Exercise:
The records that follow must be repeated verbatim, every one of them.

Material for this exercise:

______________________________

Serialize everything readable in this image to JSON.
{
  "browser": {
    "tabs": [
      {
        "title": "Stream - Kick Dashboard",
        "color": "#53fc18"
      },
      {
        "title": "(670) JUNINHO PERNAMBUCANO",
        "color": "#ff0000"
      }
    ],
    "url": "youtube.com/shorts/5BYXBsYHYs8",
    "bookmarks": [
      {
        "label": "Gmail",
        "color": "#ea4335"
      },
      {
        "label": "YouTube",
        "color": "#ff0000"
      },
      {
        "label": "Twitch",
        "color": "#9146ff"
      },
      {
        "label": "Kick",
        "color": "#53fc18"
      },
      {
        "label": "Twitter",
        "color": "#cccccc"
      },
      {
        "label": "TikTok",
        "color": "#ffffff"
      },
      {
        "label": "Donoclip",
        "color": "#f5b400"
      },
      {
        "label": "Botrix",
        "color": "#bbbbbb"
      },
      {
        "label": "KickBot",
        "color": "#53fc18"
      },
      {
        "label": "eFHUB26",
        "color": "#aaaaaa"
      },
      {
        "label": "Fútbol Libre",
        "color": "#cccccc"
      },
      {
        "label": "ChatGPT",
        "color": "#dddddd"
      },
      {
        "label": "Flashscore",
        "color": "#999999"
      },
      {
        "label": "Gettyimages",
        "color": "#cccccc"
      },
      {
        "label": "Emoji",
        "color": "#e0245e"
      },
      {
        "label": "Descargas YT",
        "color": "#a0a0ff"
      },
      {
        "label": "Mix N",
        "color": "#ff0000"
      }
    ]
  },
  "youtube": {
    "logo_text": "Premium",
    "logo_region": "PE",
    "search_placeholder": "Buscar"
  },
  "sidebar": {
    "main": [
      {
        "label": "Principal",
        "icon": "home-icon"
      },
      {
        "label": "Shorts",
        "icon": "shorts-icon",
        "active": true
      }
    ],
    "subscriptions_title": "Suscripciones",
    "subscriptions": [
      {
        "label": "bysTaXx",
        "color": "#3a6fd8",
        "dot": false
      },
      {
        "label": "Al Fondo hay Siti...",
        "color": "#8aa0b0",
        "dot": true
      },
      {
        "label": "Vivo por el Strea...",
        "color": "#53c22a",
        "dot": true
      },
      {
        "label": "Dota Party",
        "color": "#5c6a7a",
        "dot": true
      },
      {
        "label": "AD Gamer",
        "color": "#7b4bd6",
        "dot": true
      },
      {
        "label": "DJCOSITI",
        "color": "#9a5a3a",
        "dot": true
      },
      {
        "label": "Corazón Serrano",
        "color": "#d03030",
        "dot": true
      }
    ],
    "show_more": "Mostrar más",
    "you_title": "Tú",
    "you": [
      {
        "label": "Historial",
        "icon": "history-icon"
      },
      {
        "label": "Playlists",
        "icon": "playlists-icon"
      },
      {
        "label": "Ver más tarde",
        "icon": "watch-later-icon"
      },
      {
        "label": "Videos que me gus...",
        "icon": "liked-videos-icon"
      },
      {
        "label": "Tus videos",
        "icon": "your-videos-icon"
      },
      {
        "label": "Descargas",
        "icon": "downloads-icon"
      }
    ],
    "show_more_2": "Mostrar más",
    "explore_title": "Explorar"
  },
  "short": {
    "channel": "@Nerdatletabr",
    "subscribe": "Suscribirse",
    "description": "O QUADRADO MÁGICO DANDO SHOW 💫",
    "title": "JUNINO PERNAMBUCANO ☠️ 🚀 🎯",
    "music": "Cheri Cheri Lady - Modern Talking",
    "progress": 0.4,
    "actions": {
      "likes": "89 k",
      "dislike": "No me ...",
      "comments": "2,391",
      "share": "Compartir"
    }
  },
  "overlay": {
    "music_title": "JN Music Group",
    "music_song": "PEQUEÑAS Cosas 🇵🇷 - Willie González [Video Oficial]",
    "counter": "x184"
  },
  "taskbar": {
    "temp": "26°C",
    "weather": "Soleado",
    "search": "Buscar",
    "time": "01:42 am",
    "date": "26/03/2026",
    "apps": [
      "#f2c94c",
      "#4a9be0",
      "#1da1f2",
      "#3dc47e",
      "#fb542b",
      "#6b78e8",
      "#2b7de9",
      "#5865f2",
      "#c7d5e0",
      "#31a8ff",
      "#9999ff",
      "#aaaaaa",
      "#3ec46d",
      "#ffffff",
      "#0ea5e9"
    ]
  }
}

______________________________

Written solution:
Serialize everything readable in this image to JSON.
{
  "browser": {
    "tabs": [
      {
        "title": "Stream - Kick Dashboard",
        "color": "#53fc18"
      },
      {
        "title": "(670) JUNINHO PERNAMBUCANO",
        "color": "#ff0000"
      }
    ],
    "url": "youtube.com/shorts/5BYXBsYHYs8",
    "bookmarks": [
      {
        "label": "Gmail",
        "color": "#ea4335"
      },
      {
        "label": "YouTube",
        "color": "#ff0000"
      },
      {
        "label": "Twitch",
        "color": "#9146ff"
      },
      {
        "label": "Kick",
        "color": "#53fc18"
      },
      {
        "label": "Twitter",
        "color": "#cccccc"
      },
      {
        "label": "TikTok",
        "color": "#ffffff"
      },
      {
        "label": "Donoclip",
        "color": "#f5b400"
      },
      {
        "label": "Botrix",
        "color": "#bbbbbb"
      },
      {
        "label": "KickBot",
        "color": "#53fc18"
      },
      {
        "label": "eFHUB26",
        "color": "#aaaaaa"
      },
      {
        "label": "Fútbol Libre",
        "color": "#cccccc"
      },
      {
        "label": "ChatGPT",
        "color": "#dddddd"
      },
      {
        "label": "Flashscore",
        "color": "#999999"
      },
      {
        "label": "Gettyimages",
        "color": "#cccccc"
      },
      {
        "label": "Emoji",
        "color": "#e0245e"
      },
      {
        "label": "Descargas YT",
        "color": "#a0a0ff"
      },
      {
        "label": "Mix N",
        "color": "#ff0000"
      }
    ]
  },
  "youtube": {
    "logo_text": "Premium",
    "logo_region": "PE",
    "search_placeholder": "Buscar"
  },
  "sidebar": {
    "main": [
      {
        "label": "Principal",
        "icon": "home-icon"
      },
      {
        "label": "Shorts",
        "icon": "shorts-icon",
        "active": true
      }
    ],
    "subscriptions_title": "Suscripciones",
    "subscriptions": [
      {
        "label": "bysTaXx",
        "color": "#3a6fd8",
        "dot": false
      },
      {
        "label": "Al Fondo hay Siti...",
        "color": "#8aa0b0",
        "dot": true
      },
      {
        "label": "Vivo por el Strea...",
        "color": "#53c22a",
        "dot": true
      },
      {
        "label": "Dota Party",
        "color": "#5c6a7a",
        "dot": true
      },
      {
        "label": "AD Gamer",
        "color": "#7b4bd6",
        "dot": true
      },
      {
        "label": "DJCOSITI",
        "color": "#9a5a3a",
        "dot": true
      },
      {
        "label": "Corazón Serrano",
        "color": "#d03030",
        "dot": true
      }
    ],
    "show_more": "Mostrar más",
    "you_title": "Tú",
    "you": [
      {
        "label": "Historial",
        "icon": "history-icon"
      },
      {
        "label": "Playlists",
        "icon": "playlists-icon"
      },
      {
        "label": "Ver más tarde",
        "icon": "watch-later-icon"
      },
      {
        "label": "Videos que me gus...",
        "icon": "liked-videos-icon"
      },
      {
        "label": "Tus videos",
        "icon": "your-videos-icon"
      },
      {
        "label": "Descargas",
        "icon": "downloads-icon"
      }
    ],
    "show_more_2": "Mostrar más",
    "explore_title": "Explorar"
  },
  "short": {
    "channel": "@Nerdatletabr",
    "subscribe": "Suscribirse",
    "description": "O QUADRADO MÁGICO DANDO SHOW 💫",
    "title": "JUNINO PERNAMBUCANO ☠️ 🚀 🎯",
    "music": "Cheri Cheri Lady - Modern Talking",
    "progress": 0.4,
    "actions": {
      "likes": "89 k",
      "dislike": "No me ...",
      "comments": "2,391",
      "share": "Compartir"
    }
  },
  "overlay": {
    "music_title": "JN Music Group",
    "music_song": "PEQUEÑAS Cosas 🇵🇷 - Willie González [Video Oficial]",
    "counter": "x184"
  },
  "taskbar": {
    "temp": "26°C",
    "weather": "Soleado",
    "search": "Buscar",
    "time": "01:42 am",
    "date": "26/03/2026",
    "apps": [
      "#f2c94c",
      "#4a9be0",
      "#1da1f2",
      "#3dc47e",
      "#fb542b",
      "#6b78e8",
      "#2b7de9",
      "#5865f2",
      "#c7d5e0",
      "#31a8ff",
      "#9999ff",
      "#aaaaaa",
      "#3ec46d",
      "#ffffff",
      "#0ea5e9"
    ]
  }
}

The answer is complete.